Well, its been a while since the last time a saw something that amazing/impressive.
The images following are from the work of Michael Hansmeyer-(Michael Hansmeyer is an architect and programmer who explores the use of algorithms and computation to generate architectural form. He is currently based in the CAAD group at ETH’s architecture department in Zurich. He holds an MBA degree from Insead Fontainebleau as well as a Master of Architecture degree from Columbia University. He previously worked with McKinsey & Company, J.P. Morgan, and at Herzog & de Meuron architects.)
A small text description about his approach//
What method, what system, does an architect use to design a building? How are programmatic needs and context – with their degrees of freedom and constraints – translated into architectural design?

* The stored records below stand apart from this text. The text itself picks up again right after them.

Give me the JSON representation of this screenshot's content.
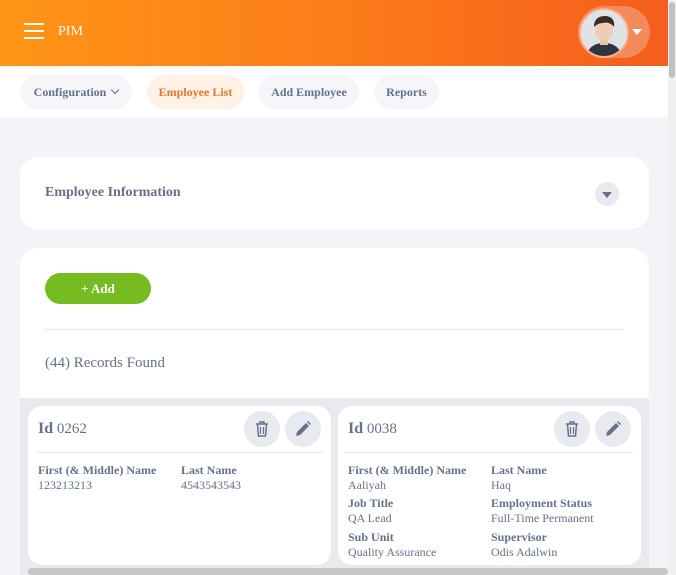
{
  "header": {
    "title": "PIM"
  },
  "nav": {
    "items": [
      {
        "label": "Configuration"
      },
      {
        "label": "Employee List"
      },
      {
        "label": "Add Employee"
      },
      {
        "label": "Reports"
      }
    ]
  },
  "filter_card": {
    "title": "Employee Information"
  },
  "list": {
    "add_label": "+  Add",
    "records_text": "(44) Records Found",
    "employees": [
      {
        "id_label": "Id",
        "id": "0262",
        "first_name_label": "First (& Middle) Name",
        "first_name": "123213213",
        "last_name_label": "Last Name",
        "last_name": "4543543543"
      },
      {
        "id_label": "Id",
        "id": "0038",
        "first_name_label": "First (& Middle) Name",
        "first_name": "Aaliyah",
        "last_name_label": "Last Name",
        "last_name": "Haq",
        "job_title_label": "Job Title",
        "job_title": "QA Lead",
        "employment_status_label": "Employment Status",
        "employment_status": "Full-Time Permanent",
        "sub_unit_label": "Sub Unit",
        "sub_unit": "Quality Assurance",
        "supervisor_label": "Supervisor",
        "supervisor": "Odis Adalwin"
      }
    ]
  },
  "colors": {
    "accent": "#ef7626",
    "add_button": "#76bc21",
    "text": "#64728c"
  },
  "icons": [
    "menu-icon",
    "avatar",
    "chevron-down-icon",
    "trash-icon",
    "pencil-icon"
  ]
}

Regardless of their complexity, the tasks and decisions involved can be formalized as an algorithm. As such, algorithms provide a framework for articulating and defining both input data and procedures. This formalization can promote structure and coherency, while systemically maintaining full traceability of all input.
In recent years, algorithms in architecture have been able to transcend their role as frameworks of formalization and abstraction. This has been made possible in a large part by the integration of scripting languages into CAD programs. Algorithms’ output can now be directly visualized, and through digital fabrication methods this output can be built.

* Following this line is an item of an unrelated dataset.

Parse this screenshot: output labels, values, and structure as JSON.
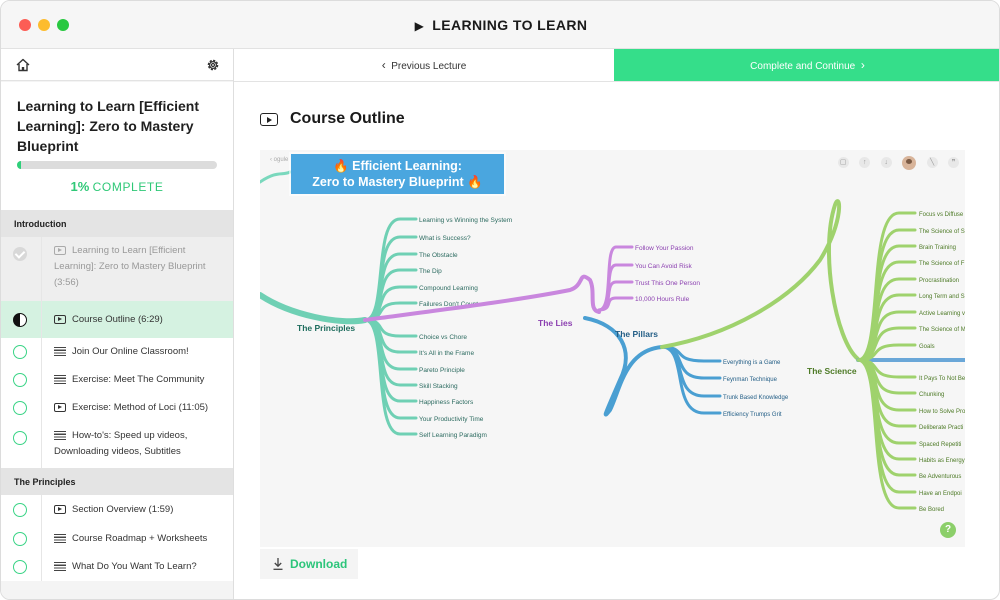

This opens up a new role for algorithms as a design tool. As such, they provide the benefits of depth and breadth. On the one hand, their computational power can address processes with a scale and complexity that precludes a manual approach. On the other hand, algorithms can generate endless permutations of a scheme. A slight tweaking of either the input or the process leads to an instant adaptation of output. When combined with an evaluative function, they can be used to recursively optimize output on both a functional and aesthetic level.

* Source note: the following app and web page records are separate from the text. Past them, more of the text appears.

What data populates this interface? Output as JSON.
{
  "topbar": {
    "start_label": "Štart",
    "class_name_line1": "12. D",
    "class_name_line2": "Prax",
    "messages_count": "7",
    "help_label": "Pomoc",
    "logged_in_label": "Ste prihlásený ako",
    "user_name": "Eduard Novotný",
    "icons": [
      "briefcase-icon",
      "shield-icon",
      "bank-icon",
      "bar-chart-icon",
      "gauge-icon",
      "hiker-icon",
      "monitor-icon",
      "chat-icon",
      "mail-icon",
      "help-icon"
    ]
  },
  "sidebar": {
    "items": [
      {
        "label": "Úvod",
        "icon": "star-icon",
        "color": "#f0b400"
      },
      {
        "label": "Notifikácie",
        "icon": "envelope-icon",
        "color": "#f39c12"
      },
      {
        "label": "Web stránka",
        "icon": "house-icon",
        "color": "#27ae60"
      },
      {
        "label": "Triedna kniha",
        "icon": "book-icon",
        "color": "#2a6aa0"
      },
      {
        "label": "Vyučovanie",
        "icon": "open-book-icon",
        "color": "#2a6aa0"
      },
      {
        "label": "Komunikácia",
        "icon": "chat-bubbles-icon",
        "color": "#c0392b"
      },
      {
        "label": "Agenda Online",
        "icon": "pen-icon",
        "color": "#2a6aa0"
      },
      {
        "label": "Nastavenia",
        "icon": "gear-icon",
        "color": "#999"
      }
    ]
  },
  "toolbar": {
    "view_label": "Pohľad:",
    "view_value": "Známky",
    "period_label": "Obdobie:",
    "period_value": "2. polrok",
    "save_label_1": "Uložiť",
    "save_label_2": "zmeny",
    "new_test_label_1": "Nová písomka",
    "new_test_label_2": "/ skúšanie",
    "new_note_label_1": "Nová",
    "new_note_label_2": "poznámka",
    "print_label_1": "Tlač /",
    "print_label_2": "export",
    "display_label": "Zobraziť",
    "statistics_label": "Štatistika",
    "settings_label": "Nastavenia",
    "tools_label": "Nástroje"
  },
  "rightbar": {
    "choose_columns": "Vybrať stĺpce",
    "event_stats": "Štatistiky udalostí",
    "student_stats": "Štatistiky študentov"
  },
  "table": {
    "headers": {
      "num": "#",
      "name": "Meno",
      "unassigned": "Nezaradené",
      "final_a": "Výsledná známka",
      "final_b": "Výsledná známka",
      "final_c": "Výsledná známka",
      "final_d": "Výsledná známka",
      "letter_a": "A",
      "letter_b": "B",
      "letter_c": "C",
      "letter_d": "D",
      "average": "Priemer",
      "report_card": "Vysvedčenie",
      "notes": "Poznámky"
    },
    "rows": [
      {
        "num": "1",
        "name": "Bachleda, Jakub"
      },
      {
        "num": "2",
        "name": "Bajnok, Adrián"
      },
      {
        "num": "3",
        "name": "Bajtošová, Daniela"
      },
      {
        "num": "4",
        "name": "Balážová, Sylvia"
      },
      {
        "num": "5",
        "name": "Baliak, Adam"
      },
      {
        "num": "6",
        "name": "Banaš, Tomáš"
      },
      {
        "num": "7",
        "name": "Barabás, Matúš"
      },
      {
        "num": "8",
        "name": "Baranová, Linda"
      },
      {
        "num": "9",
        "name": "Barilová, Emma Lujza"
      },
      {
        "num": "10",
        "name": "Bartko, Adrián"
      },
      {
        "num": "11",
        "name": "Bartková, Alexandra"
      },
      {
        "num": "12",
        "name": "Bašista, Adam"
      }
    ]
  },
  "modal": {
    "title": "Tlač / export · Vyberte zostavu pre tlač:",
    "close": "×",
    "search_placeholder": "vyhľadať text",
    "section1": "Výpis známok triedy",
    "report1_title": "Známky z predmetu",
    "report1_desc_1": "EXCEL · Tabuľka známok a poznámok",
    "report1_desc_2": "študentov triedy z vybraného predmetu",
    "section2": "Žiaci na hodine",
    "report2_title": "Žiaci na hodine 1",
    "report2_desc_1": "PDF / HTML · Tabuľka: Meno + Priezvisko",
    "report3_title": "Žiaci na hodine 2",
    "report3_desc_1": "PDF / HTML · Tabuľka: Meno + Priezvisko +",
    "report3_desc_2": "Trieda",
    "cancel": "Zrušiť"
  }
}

Yet beyond this, a computational approach to architecture enables the generation of the previously unseen. Forms that can longer be conceived of through traditional methods become possible. New realms open up.
The projects presented seek to explore algorithms and computation as a generative design tool, and to merge these with existing design processes to produce a new architectural form.
A full-scale, 2.7-meter high variant of the columns is fabricated as a layered model using 1mm sheet. Each sheet is individually cut using a mill or laser. Sheets are stacked and held together by poles that run through a common core.
The calculation of the cutting path for each sheet takes place in several steps. First, the six million faces of the 3D model are intersected with a plane representing the sheet. This step generates a series of individual line segments that are tested for self-intersection and subsequently combined to form polygons. Next, a polygon-in-polygon test deletes interior polygons. A series of filters then ensures that convex polygons with peninsulas maintain a mininimum isthmus width. In a final step, an interior offset is calculated with the aim of hollowing out the slice to reduce weight.
While the mean diameter of the column is 50cm, the circumference as measured by the cutting path can reach up to 8 meters due to jaggedness and frequent reversals of curvature. The initial prototype uses 1mm grey board. Tests using ABS, wood, as well as metal are under way.
further images/infos pay a visit to his website (+)